of worlds.' Sir, I'm no prophet.bnt I sin- t
cerely hope the bill will pass. I have air,
always been opposed lo that old gentleman j
called monopoly, and 1 hope Dutuh Dick ,;
will give him hell, if he dont completely, i
annihdate him as soon as he enters this '
house; and if I don't I'll be.' and your )
hide mister speaker, won't hold shucks ! - ,
So sir, look out, you'll git my mortal
all-fired spirit up, and then whoop yo'll J
catch h 1 I'll tell you? Sir, the lamb laid ,
down with the lion, but you need not .
think that I can bo caught in such compa
ny human nater forbids it a duo regard
for my standing in the, world ajsenso of
my own importance and, above all, a duo i
regard for the honor of my constituents,
forbid I should lend my almighty power
and influences in riveting upon them a
curse. Forbid it! ye Gods! Sir, when I ,
look around and see all nature smiling ap- '
proval the genial sun imparting, with' '
lavishness, his lesplendid effulgence in j
glotifying assent a miglity people shout !
ing in chorus,' go on faithful defender of j
our civil and religious rights,' is it, sir, a
time for me to stand back and speak r.ott
fallt Sir, General Jackson is a great manj ,j
he strangled the great monster of Phlladel- ,
pliia; he whipped the British at Orleans, ''
and I 'follow his foot-steps,' and, I will
throttle the young hyena youarp attempting-
to raise within the borders of our land if
I don't I'll be d ! Sir; 'cow's thar
day.' and if you don't vote down this bill, j
hury it in the tomb of oblivion, you'll catch J '
the d dst flogging you ever did!
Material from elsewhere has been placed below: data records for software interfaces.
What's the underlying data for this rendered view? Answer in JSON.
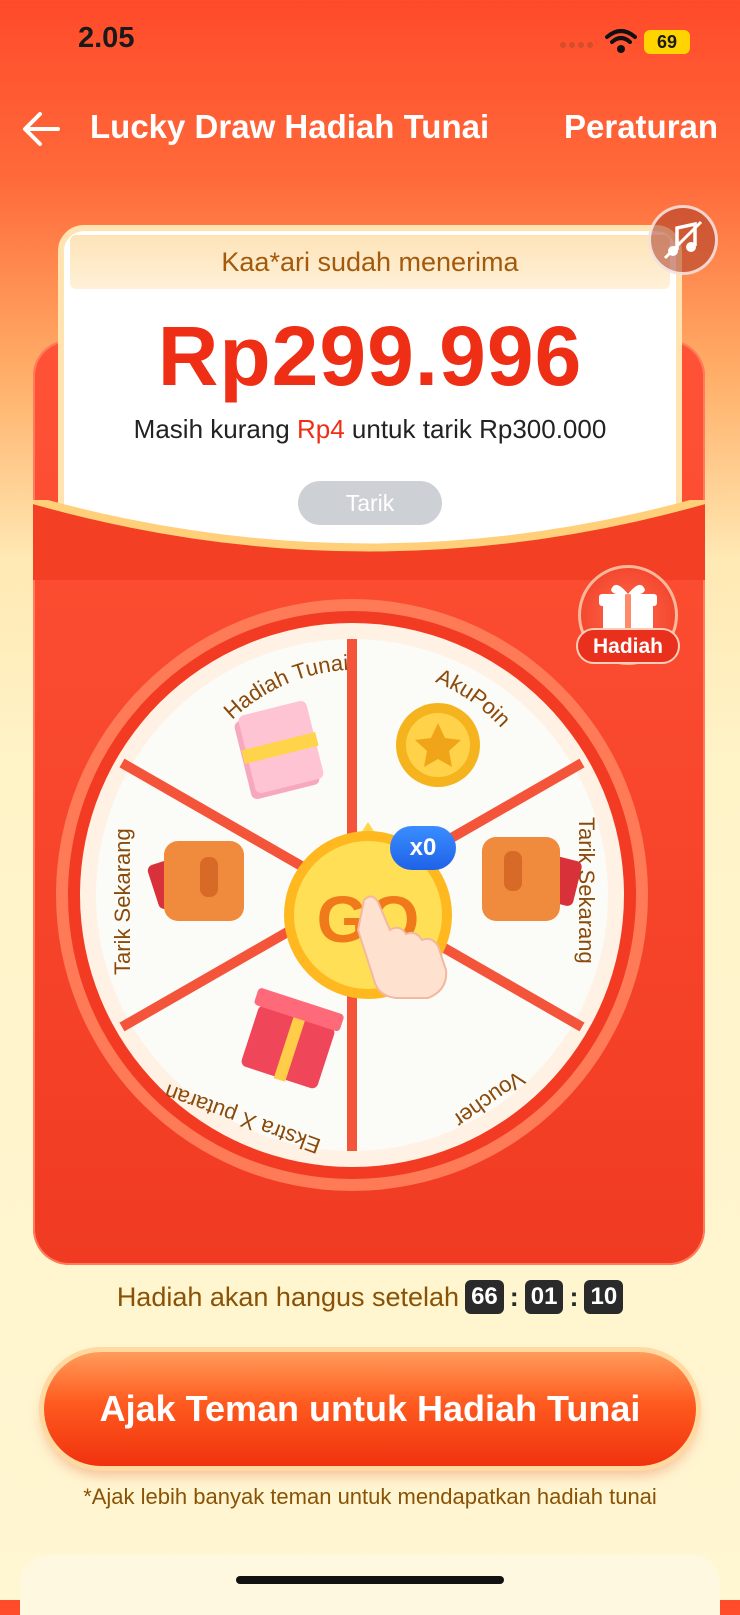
{
  "status": {
    "time": "2.05",
    "battery": "69"
  },
  "nav": {
    "title": "Lucky Draw Hadiah Tunai",
    "rules_label": "Peraturan"
  },
  "card": {
    "received_text": "Kaa*ari sudah menerima",
    "amount": "Rp299.996",
    "hint_prefix": "Masih kurang ",
    "hint_amount": "Rp4",
    "hint_suffix": " untuk tarik Rp300.000",
    "withdraw_label": "Tarik"
  },
  "gift_label": "Hadiah",
  "wheel": {
    "segments": [
      "AkuPoin",
      "Tarik Sekarang",
      "Voucher",
      "Ekstra X putaran",
      "Tarik Sekarang",
      "Hadiah Tunai"
    ],
    "go_label": "GO",
    "spins_badge": "x0"
  },
  "timer": {
    "label": "Hadiah akan hangus setelah",
    "hours": "66",
    "minutes": "01",
    "seconds": "10"
  },
  "cta_label": "Ajak Teman untuk Hadiah Tunai",
  "footnote": "*Ajak lebih banyak teman untuk mendapatkan hadiah tunai",
  "colors": {
    "primary_red": "#ee2e15",
    "brand_orange": "#ff5a1f",
    "timer_text": "#8a5206"
  }
}
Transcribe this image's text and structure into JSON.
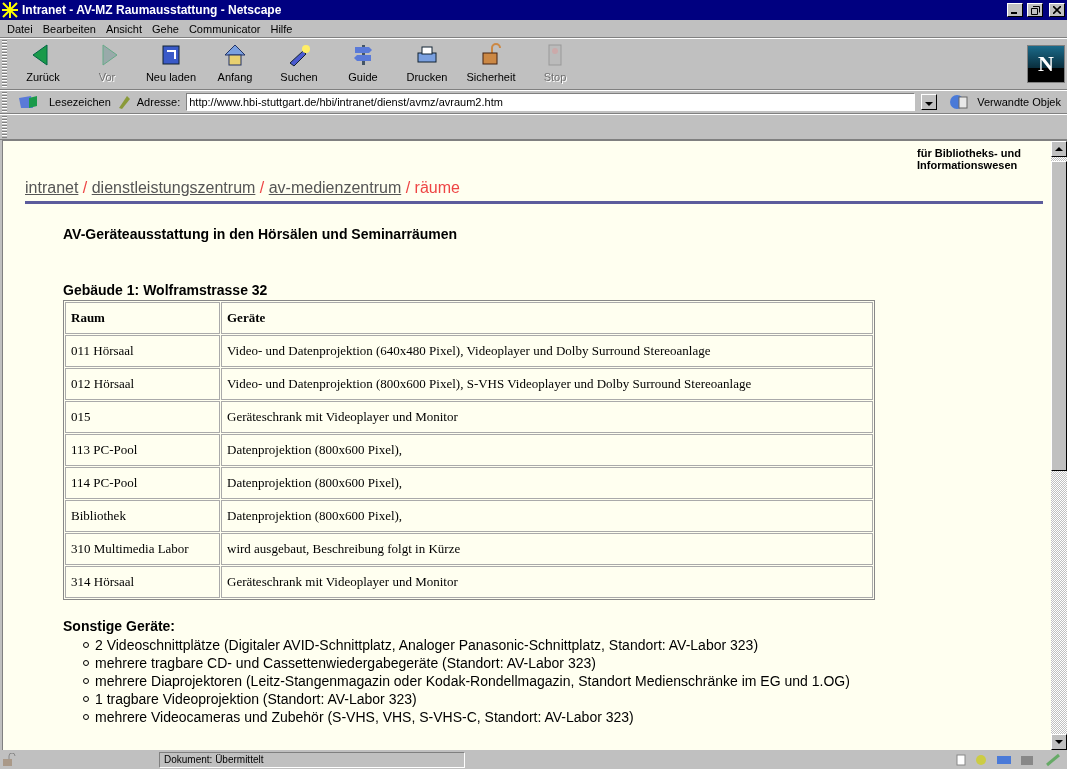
{
  "window": {
    "title": "Intranet - AV-MZ Raumausstattung - Netscape"
  },
  "menu": [
    "Datei",
    "Bearbeiten",
    "Ansicht",
    "Gehe",
    "Communicator",
    "Hilfe"
  ],
  "toolbar": [
    {
      "label": "Zurück",
      "kind": "back",
      "disabled": false
    },
    {
      "label": "Vor",
      "kind": "forward",
      "disabled": true
    },
    {
      "label": "Neu laden",
      "kind": "reload",
      "disabled": false
    },
    {
      "label": "Anfang",
      "kind": "home",
      "disabled": false
    },
    {
      "label": "Suchen",
      "kind": "search",
      "disabled": false
    },
    {
      "label": "Guide",
      "kind": "guide",
      "disabled": false
    },
    {
      "label": "Drucken",
      "kind": "print",
      "disabled": false
    },
    {
      "label": "Sicherheit",
      "kind": "security",
      "disabled": false
    },
    {
      "label": "Stop",
      "kind": "stop",
      "disabled": true
    }
  ],
  "location": {
    "bookmarks": "Lesezeichen",
    "label": "Adresse:",
    "url": "http://www.hbi-stuttgart.de/hbi/intranet/dienst/avmz/avraum2.htm",
    "related": "Verwandte Objek"
  },
  "logo": "N",
  "page": {
    "separator": "/",
    "org": "für Bibliotheks- und Informationswesen",
    "breadcrumb": [
      {
        "label": "intranet",
        "current": false
      },
      {
        "label": "dienstleistungszentrum",
        "current": false
      },
      {
        "label": "av-medienzentrum",
        "current": false
      },
      {
        "label": "räume",
        "current": true
      }
    ],
    "heading": "AV-Geräteausstattung in den Hörsälen und Seminarräumen",
    "building": "Gebäude 1: Wolframstrasse 32",
    "table": {
      "columns": [
        "Raum",
        "Geräte"
      ],
      "rows": [
        [
          "011 Hörsaal",
          "Video- und Datenprojektion (640x480 Pixel), Videoplayer und Dolby Surround Stereoanlage"
        ],
        [
          "012 Hörsaal",
          "Video- und Datenprojektion (800x600 Pixel), S-VHS Videoplayer und Dolby Surround Stereoanlage"
        ],
        [
          "015",
          "Geräteschrank mit Videoplayer und Monitor"
        ],
        [
          "113 PC-Pool",
          "Datenprojektion (800x600 Pixel),"
        ],
        [
          "114 PC-Pool",
          "Datenprojektion (800x600 Pixel),"
        ],
        [
          "Bibliothek",
          "Datenprojektion (800x600 Pixel),"
        ],
        [
          "310 Multimedia Labor",
          "wird ausgebaut, Beschreibung folgt in Kürze"
        ],
        [
          "314 Hörsaal",
          "Geräteschrank mit Videoplayer und Monitor"
        ]
      ]
    },
    "other_heading": "Sonstige Geräte:",
    "other_items": [
      "2 Videoschnittplätze (Digitaler AVID-Schnittplatz, Analoger Panasonic-Schnittplatz, Standort: AV-Labor 323)",
      "mehrere tragbare CD- und Cassettenwiedergabegeräte (Standort: AV-Labor 323)",
      "mehrere Diaprojektoren (Leitz-Stangenmagazin oder Kodak-Rondellmagazin, Standort Medienschränke im EG und 1.OG)",
      "1 tragbare Videoprojektion (Standort: AV-Labor 323)",
      "mehrere Videocameras und Zubehör (S-VHS, VHS, S-VHS-C, Standort: AV-Labor 323)"
    ]
  },
  "status_bar": {
    "text": "Dokument: Übermittelt"
  }
}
This is ,
a freo country sir, and the man that would
betray her, is 'fit for slralagen and broilsf
Cease, then, sir, tryinglo subvert the dear
ly bought liberties of our happy home
Wo cannot, sir, too dearly prize the boon.
Will men sir, stand by with indifference,
arms folded, and not make a struggle to
avert (he threatened avalanche? Sir, I call
upon you to step forward with (ho sword,
and battle axe, and with heaits 'resolved,
and hands propared, the blessing we enjoy,
to guatd! On then to the rescue, sir, and
let future generations g.ory in our wonder
ful deeds! Where, sir, is the man so lost to
a love of country, so craven to his duty, so ?
ignoble, so pittiful and puppyish, as to flee jj,
this land when danger approach? Sir, show '(
me the man, and I'll make hiir bite the f
earth! Sir, this vast fabric, this almighty 'I
world, created by God;vvill totter and cium 'j
ble to atoms,, sooner than the undying halo v
of frame which encircles jour brows! Then '
sir by all that you hold dear, by all that is L
in heaven, and by your hope of glotions '
immortality, I cor.jure you to vote down
this bill. But, sir, if you won't tako my
advice, but are determined lo rush on to''
destruction, I will have the consolation to '
know, that like the great Alexander, who
conqured the world and sighed becamo
there was no more to subjugate, I'll shed
tear?! Sir I'm dono. And in conclusion,)1
I'd advico you all- .to sing 'O tako
your time, Miss Lucy Long.1 j
A young lawyer who. was pleading tho J
cause oi an mum plamtill, took the child
up in his arras, and presented it lo the jury
suffused in tears. This had a great effeel, '
until the opposite lawyer asked what mado
it cry. 'He pinched me,1 answered llmtj
little innocent. The whole court was con- 1
vulsed with laightcr.
Aboul tight. Tho weather.-